Beijing-based journalist Zhang Heng said the outpouring among young Chinese was the result of youthful exuberance and being “brainwashed for more than a dozen years by thought and politics courses” in school.
The crusade’s silver lining was that many young people are learning how to access the global Internet, he said.
“I think that’s a good skill to have,” Zhang said. “At least some of the young people will see a more colorful world on the other side of the wall. When they are exposed to more information, they won’t be easily manipulated by a single political thought.”
The campaign was organized by an online forum named after former Chinese football player Li Yi that has bred some of the most popular expressions in China’s Web culture. Forum members planned further forays over the Great Firewall into Taiwan’s cyberspace later this week.
Supporters in China have cheered the online aggression as a spontaneous manifestation of the will of China’s young generation, while critics there have derided the crusaders as “little pinkos” who blindly follow the propaganda of the “red” Communist Party.
On Tsai’s Facebook page, the Taiwanese president-elect did not directly address the storm of comments but posted a picture with the line, “The greatness of this country lies in that everyone has the right to be oneself.”
On the Facebook page for the news site SETN.com, the web administrator for its entertainment page engaged with the “crusaders.” When some of them inquired if they were on the right page, the web administrator helpfully provided the link to the site’s political news page.
When a crusader posted a long list of yummy Chinese delicacies as an enticement for fellow youth in Taiwan to look toward joining with the mainland, the administrator replied, “You are quite a cook.”
In an interview with PingWest, a website devoted to tech news in China, a person who described himself as a backroom staffer for the crusade detailed how the action was organized. He said he was responsible for translating replies in foreign languages. PingWest said it withheld the man’s name because he feared his own Facebook page would be attacked if he were identified.
The man said others were tasked with “liking” the comments by team members, or engaging outsiders in conversation.
“We pretended to be picking fights, but then we found what we brought to the battle was bread and not bricks,” the unnamed participant told PingWest. “In the end we were talking about food, and scenic sites.

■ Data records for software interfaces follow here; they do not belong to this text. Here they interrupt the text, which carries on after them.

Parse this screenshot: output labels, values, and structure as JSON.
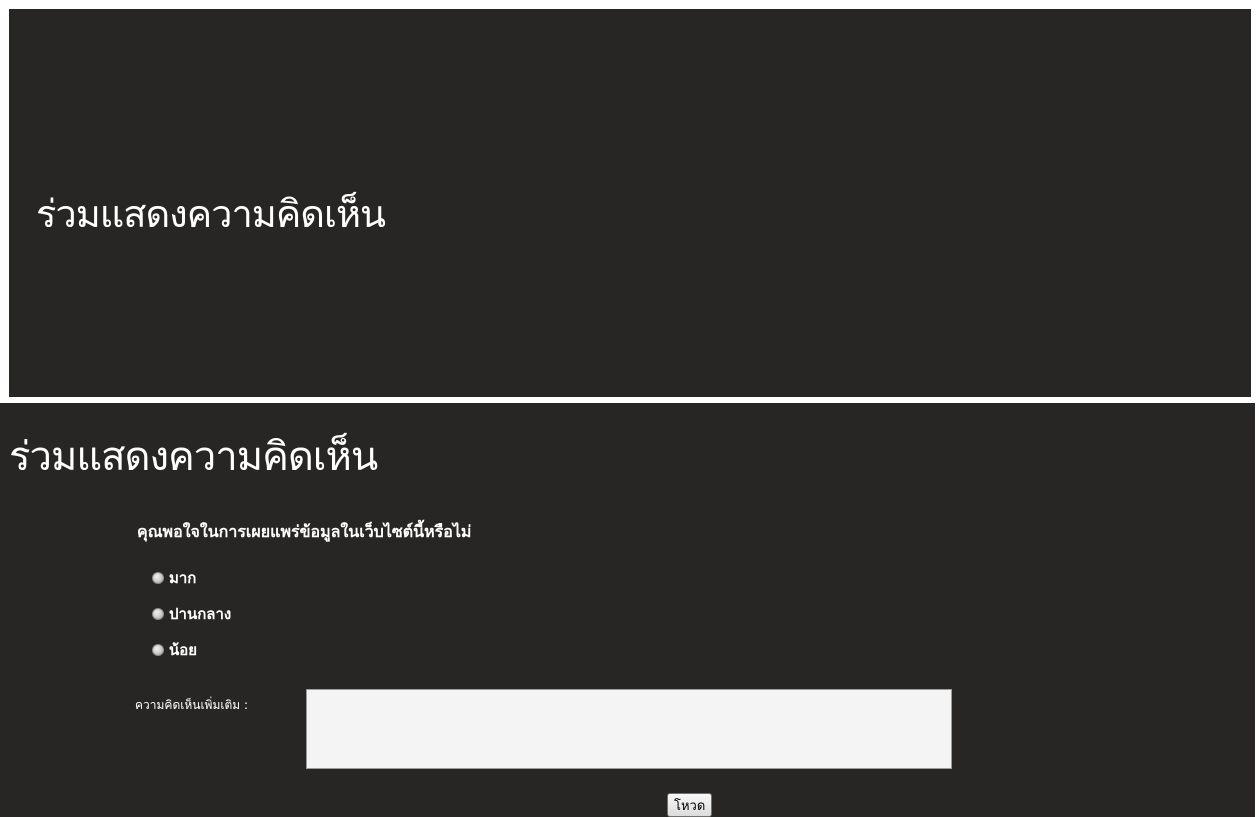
{
  "banner": {
    "title": "ร่วมแสดงความคิดเห็น"
  },
  "poll": {
    "title": "ร่วมแสดงความคิดเห็น",
    "question": "คุณพอใจในการเผยแพร่ข้อมูลในเว็บไซต์นี้หรือไม่",
    "options": [
      {
        "label": "มาก"
      },
      {
        "label": "ปานกลาง"
      },
      {
        "label": "น้อย"
      }
    ],
    "comment_label": "ความคิดเห็นเพิ่มเติม :",
    "comment_value": "",
    "submit_label": "โหวด"
  }
}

“The purpose of the Facebook battle is not to convince one side but let the two sides know we are all living beings instead of enemies with labels.”